Music Week's round-up of the latest album reissues and catalogue releases. This week, Martika is rated alongside comps from labels Kent and Righteous.
Martika's Kitchen (Cherry Pop CRPOPD 195)
Three years after making Martika's eponymous 1988 debut available in an expanded edition, Cherry Pop accord the same privilege to her 1991 follow-up, Martika's Kitchen. The last album by the Californian singer/songwriter to achieve chart status, it is an arguably better and definitely more substantial album than her more lightweight but fun debut, not least because of the involvement of Prince. He produced and co-wrote four songs here, including both of the Top 20 singles the record spawned, Love...Thy Will Be Done and the title track. One of the most elegant and pleasing of the many songs he bestowed on others, Love...Thy Will Be Done is a lilting, melodic plodder with an underlying gospel feel. The rest of the album is not without its charms, either, with the similarly paced Coloured Kisses leading the way, although it surprisingly peaked a notch short of the Top 40 when released as a single. The album is expanded to a 2CD edition for this 'reheated' and remastered edition, with the second of them comprising a dozen edifying side orders of remixes and edits.
Northern Soul's Classiest Rarities Volume 6 (Kent CDKEND 471)
Choosing quality over quantity, it has taken Kent 16 years to get as far as Volume 6 of this series, with the latest release, like its antecedents, collecting together 24 irresistible floorfillers from across the Northern Soul spectrum. The attention to detail and painstaking research that goes into this series can be gleaned from the inclusion of The Fidels' superb I Only Cry Once A Day Now - which has never previously been released, and wasn't even known to exist until 2015 - and Sad Tomorrows, also newly rescued from obscurity, which turns out to be a gorgeous piece of blue-eyed soul from Nooney Rickett with a big Jack Nitzsche production. Tamala Lewis' You Won't Say Nothing is a slick early George Clinton track, while Little Nicky Soul's is a typically classy Sidney Barnes obscurity. Additionally, the rather more familiar Northern Soul monster One In A Million by Maxine Brown - a real barnstormer with a backing track that is redolent in parts of Stevie Wonder's Uptight - turns up in a previously unreleased take.

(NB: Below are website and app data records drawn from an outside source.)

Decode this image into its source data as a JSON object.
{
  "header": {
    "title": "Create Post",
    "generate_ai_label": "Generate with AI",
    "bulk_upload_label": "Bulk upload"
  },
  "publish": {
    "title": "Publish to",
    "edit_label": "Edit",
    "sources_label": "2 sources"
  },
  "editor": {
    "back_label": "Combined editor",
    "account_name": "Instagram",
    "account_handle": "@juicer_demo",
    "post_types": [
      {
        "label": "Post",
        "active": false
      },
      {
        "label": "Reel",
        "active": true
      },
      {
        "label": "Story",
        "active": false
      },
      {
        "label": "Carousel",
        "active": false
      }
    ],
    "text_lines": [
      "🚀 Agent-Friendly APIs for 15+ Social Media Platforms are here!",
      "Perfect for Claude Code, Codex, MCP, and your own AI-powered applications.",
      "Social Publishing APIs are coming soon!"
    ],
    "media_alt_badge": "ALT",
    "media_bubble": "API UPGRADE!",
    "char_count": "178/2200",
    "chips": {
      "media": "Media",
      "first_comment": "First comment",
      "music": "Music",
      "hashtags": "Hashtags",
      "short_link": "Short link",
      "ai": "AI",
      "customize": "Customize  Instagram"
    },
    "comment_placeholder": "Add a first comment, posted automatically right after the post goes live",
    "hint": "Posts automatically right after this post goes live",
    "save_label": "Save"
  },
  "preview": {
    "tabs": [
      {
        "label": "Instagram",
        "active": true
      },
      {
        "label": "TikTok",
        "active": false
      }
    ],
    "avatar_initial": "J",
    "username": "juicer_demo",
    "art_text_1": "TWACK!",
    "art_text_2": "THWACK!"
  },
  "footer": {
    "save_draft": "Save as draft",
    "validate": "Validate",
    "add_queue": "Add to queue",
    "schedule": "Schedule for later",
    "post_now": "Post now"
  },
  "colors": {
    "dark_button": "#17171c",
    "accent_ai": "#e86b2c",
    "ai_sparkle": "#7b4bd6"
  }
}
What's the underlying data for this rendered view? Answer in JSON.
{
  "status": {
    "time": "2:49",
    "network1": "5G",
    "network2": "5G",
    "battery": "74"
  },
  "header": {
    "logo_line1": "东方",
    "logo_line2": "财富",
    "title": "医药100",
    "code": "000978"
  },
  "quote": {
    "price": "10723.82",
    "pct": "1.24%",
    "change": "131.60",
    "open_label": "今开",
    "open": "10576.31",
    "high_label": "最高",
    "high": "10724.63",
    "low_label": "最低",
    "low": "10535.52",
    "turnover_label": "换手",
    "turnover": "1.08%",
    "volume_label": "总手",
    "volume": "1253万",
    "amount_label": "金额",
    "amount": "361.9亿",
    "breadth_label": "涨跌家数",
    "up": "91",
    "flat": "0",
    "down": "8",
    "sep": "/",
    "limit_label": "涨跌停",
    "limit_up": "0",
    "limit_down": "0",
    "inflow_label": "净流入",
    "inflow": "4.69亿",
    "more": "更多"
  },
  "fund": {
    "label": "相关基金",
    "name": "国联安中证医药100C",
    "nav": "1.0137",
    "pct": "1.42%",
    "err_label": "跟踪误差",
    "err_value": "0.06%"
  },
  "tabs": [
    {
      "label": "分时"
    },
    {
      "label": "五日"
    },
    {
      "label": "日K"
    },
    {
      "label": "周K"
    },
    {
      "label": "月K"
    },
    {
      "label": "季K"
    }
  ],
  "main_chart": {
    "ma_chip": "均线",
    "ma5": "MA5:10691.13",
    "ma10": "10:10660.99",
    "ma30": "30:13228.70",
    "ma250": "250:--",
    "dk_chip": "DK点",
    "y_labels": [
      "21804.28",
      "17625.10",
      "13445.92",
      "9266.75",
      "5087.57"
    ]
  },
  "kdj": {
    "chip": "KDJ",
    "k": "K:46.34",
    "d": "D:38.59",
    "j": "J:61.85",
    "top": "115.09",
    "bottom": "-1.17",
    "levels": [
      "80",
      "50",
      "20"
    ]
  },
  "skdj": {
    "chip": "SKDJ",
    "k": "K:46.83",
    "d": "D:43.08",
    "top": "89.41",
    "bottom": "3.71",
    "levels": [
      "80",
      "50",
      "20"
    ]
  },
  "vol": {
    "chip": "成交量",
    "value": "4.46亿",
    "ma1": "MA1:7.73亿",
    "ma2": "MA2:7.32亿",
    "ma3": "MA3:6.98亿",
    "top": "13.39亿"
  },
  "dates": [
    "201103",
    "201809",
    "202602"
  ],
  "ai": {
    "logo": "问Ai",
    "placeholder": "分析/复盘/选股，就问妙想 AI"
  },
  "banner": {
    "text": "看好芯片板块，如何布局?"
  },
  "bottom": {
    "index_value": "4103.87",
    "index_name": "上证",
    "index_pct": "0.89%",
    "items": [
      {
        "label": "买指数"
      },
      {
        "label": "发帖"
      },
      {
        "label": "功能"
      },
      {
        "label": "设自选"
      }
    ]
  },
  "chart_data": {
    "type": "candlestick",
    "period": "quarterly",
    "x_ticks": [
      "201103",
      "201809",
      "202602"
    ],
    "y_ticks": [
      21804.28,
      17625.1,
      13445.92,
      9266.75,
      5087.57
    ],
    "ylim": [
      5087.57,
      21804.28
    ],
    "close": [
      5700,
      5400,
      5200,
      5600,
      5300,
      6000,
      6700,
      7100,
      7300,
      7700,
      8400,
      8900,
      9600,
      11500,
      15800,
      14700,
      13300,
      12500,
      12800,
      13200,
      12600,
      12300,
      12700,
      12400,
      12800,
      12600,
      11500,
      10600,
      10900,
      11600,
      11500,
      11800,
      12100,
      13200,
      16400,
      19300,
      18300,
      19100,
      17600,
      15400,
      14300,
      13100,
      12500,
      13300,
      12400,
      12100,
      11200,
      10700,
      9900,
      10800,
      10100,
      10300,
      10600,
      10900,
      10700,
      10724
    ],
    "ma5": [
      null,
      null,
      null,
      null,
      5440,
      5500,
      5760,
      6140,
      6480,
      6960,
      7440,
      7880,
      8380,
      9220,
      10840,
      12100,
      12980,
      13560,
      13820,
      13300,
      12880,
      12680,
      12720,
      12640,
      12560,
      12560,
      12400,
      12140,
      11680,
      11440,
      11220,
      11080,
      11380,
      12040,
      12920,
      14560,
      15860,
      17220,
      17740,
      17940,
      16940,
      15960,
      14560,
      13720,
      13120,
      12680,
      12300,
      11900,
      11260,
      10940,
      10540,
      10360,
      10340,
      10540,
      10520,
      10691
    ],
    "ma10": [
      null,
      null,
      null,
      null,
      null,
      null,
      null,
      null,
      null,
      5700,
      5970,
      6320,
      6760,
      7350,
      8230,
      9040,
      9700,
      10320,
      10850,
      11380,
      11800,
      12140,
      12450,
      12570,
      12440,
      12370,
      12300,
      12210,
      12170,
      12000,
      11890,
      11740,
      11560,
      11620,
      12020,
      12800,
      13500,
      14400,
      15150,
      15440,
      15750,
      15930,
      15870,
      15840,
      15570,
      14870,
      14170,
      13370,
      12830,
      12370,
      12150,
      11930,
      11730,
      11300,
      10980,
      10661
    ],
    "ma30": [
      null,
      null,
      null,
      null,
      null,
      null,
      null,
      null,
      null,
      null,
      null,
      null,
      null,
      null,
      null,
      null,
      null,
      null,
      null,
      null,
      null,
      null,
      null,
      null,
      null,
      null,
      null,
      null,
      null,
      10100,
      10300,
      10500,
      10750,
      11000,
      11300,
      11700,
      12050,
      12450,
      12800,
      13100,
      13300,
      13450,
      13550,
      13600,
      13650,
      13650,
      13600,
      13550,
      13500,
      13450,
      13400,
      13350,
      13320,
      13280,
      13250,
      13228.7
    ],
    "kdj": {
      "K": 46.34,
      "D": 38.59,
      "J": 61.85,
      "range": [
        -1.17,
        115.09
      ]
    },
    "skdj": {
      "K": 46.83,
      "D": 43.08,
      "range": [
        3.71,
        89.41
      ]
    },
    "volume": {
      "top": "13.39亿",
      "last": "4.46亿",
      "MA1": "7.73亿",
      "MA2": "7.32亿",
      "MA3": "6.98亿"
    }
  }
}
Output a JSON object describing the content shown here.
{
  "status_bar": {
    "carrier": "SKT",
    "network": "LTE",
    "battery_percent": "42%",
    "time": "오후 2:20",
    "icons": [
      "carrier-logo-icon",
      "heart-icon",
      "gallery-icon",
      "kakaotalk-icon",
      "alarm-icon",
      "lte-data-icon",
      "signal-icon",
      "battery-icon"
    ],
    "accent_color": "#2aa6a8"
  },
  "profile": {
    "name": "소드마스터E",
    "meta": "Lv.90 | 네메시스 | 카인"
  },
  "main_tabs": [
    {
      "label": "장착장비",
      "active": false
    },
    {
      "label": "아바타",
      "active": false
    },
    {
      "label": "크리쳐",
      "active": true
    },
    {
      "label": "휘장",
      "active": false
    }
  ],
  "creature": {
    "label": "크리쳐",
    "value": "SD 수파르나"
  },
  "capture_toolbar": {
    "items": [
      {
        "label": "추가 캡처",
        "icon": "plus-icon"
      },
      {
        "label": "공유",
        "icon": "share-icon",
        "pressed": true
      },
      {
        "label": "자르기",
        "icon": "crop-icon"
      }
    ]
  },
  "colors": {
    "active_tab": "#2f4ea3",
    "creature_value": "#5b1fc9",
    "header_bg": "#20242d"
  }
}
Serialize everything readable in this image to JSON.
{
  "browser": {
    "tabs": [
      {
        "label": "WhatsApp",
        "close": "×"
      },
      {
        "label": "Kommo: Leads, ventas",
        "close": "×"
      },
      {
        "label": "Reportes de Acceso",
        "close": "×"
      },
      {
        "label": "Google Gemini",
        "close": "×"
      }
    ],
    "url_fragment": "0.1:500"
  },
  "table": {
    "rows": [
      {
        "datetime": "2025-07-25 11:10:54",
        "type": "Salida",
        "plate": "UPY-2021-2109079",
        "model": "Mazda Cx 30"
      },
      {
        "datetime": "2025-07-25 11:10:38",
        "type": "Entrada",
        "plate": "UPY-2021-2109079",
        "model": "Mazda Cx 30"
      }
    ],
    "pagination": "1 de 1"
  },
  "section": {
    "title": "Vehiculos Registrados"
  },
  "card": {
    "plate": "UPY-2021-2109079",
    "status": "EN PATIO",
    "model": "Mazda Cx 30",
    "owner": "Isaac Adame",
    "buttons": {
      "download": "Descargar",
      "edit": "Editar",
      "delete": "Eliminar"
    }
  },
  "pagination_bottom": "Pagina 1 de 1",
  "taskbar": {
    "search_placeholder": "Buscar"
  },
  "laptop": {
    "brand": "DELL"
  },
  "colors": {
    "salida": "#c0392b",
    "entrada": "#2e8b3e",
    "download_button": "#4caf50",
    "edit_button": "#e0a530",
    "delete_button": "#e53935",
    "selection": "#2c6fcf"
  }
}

Jukebox In Crampsville - 60 Way Out Tunes At A Dime A Piece (Righteous PSALM 23.89D)
Esoteric rockabilly band The Cramps' Lux Interior and Poison Ivy are the curators of this and four previous 2CD compilations in the last three years anthologising offbeat tracks he plays on the radio or she has in her collection. And, judging by the contents of this latest super strange set, stuffed with curios from the late 1950s and early 1960s, they are far from exhausting the concept. Most cuts here are unfamiliar but far from filler - in fact, the only really widely known track beyond the cognoscenti is Betsy Gay's version of Hound Dog, a lusty rockabilly interpretation of the song released a full year before Elvis Presley made it his own. Subject matter includes Frankenstein, The Wolfman, The Devil, Voodoo, Witches and The Creep. Kitty Wells excels, as she always does, with The Waltz Of The Angels; Ken Nordine offers an early and typically offbeat example of his 'word jazz' style in What Time Is It?; and later hitmakers Paul Revere & The Raiders impress with pounding 1961 instrumental Like, Long Hair. Elsewhere, The Earthworms serve up a funky feast on Mo' Taters, and Jerry & Mel prepare the equally palatable (musically if not gastronomically) Cannibal Stew. Finally, it would be wrong not to mention burlesque performer Terri 'Cup-Cake' O'Mason's Triangle, which relates the story of “The husband, the wife and the lover” and their “Menage above the garage”' and the marriage's disintegration in a pleasing vignette that runs to no more than 88 seconds.